But it’s not that easy – a lot of employers still don’t recognize that individuals with disabilities can make strong contributions to the workplace. The luncheon celebrated the 24 companies who have made that discovery and celebrated the relationship that they have built with their employees with disabilities, including representatives from area employers like EFP, Dometic, Kroger, East Lake Nursing & Rehabilitation Center, Mancino’s Italian Eatery, the Electric Brew, Furnitureland, Sports Time Bar & Grill, and Hardwoods Specialty Products.
Levon Johnson, president of the Greater Elkhart Chamber of Commerce, gave the keynote speech at the luncheon and expressed gratitude for the contributions of the Elkhart County employers who were present at the event and emphasized the importance of employer collaboration in service of community need.
“In my position I know that Elkhart County has a 3 percent unemployment rate overall,” Levon said, “but in some neighborhoods, where transportation is a huge challenge, that rate is more like 7 to 8 percent,”
Levon went on to explain that, while he thought the trolley system in Elkhart was nice, it didn’t always run at the right times or to the right places.
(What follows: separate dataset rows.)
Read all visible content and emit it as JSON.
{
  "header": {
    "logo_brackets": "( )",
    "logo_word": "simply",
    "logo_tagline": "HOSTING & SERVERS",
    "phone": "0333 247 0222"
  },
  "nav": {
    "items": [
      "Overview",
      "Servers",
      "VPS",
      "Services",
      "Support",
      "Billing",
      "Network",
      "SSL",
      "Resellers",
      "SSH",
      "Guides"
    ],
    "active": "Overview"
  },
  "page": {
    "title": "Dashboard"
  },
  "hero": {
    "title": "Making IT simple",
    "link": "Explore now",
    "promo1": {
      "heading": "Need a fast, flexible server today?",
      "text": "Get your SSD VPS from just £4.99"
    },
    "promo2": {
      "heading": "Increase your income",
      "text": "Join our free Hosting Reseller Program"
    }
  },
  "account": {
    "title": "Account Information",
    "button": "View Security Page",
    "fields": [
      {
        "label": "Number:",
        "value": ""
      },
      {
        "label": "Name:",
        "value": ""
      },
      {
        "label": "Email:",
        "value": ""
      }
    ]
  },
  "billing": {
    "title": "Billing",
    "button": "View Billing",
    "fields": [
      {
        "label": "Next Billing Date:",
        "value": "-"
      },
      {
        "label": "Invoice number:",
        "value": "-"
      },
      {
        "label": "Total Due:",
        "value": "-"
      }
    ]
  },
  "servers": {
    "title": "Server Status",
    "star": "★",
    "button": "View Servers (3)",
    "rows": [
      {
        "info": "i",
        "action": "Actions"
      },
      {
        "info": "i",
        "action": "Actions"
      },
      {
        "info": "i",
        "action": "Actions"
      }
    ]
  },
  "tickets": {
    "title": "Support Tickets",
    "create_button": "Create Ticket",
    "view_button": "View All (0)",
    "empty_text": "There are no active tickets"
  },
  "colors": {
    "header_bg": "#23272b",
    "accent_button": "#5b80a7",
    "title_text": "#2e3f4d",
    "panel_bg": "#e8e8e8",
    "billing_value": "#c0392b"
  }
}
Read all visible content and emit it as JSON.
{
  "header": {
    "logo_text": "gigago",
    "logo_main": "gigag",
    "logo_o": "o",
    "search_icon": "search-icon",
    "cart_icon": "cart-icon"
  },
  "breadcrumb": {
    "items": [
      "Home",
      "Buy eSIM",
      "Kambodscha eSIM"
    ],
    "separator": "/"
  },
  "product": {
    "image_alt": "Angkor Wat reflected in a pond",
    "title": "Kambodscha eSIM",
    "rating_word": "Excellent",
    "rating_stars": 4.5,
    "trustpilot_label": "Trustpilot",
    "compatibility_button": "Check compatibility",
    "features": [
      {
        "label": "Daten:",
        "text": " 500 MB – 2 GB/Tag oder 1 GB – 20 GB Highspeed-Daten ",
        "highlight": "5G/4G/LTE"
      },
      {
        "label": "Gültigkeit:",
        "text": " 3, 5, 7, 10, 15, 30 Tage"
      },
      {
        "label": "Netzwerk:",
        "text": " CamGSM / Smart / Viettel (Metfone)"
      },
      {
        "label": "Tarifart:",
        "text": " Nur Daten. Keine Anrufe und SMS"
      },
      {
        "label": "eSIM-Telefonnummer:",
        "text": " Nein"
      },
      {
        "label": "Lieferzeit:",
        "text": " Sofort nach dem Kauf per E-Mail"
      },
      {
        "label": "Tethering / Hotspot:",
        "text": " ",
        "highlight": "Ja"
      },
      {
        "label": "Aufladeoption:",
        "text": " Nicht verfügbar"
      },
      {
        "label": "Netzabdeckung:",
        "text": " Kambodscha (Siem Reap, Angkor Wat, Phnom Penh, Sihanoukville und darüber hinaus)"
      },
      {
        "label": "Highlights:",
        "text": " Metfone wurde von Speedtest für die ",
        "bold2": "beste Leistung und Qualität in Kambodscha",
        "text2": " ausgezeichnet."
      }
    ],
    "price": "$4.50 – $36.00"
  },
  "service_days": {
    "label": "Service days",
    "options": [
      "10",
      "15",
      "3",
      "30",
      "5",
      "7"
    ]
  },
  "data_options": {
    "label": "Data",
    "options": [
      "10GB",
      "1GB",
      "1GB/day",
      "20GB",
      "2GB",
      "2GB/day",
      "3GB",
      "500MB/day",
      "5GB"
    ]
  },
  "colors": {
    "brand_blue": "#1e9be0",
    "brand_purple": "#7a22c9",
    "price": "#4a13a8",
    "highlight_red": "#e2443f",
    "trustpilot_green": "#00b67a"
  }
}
To him, this was an example of why employers coming together as partners in the community is so important, so that we can work together to solve problems and help those in need.
According to the Bureau of Labor Statistics, the unemployment rate for individuals with intellectual and developmental disabilities can be twice as high as the general unemployment rate. Considering these individuals tend to exhibit the kind of loyalty and strong work ethic employers struggle to find, employers would be remiss to consider ADEC clients as potential assets to their businesses—especially considering ADEC provides on-the-job support for these individuals.
A higher importance
Collaboration between ADEC and Elkhart County employers is critical to the success of the individuals ADEC serves. Beyond that, these relationships are vital lifelines for some people with disabilities, according to Susan.
“Many of the individuals we serve come to us worried about losing their homes or their ability to contribute to their households,” Susan said. “But we know from experience that inclusive communities are higher-functioning ones.”
In his speech, Levon pointed to ADEC’s downtown location in the heart of the city of Elkhart to show that the city is working to be an inclusive community that values all its citizens, and that: “while we may not be perfect, we’re always working on it.”
More than being just a job, the people who find work through ADEC’s Community Employment program find friendship and a sense of belonging to something greater.
“With a little hard work from our clients and collaboration with these employers, these individuals find that they can pay their bills and contribute to their communities, and individuals whose lives were set back by accidents are able to get back on their feet,” Susan said. “For many of the individuals we serve, there is a sense of pride in what they’re able to do.”
Beth Ann can attest to that with her 28 years working at Pizza Hut. She said it best with a silent, heartfelt embrace with her former supervisor at Pizza Hut.o consider ADEC clients as potential assets to their businesses—especially considering ADEC provides on-the-job support for these individuals.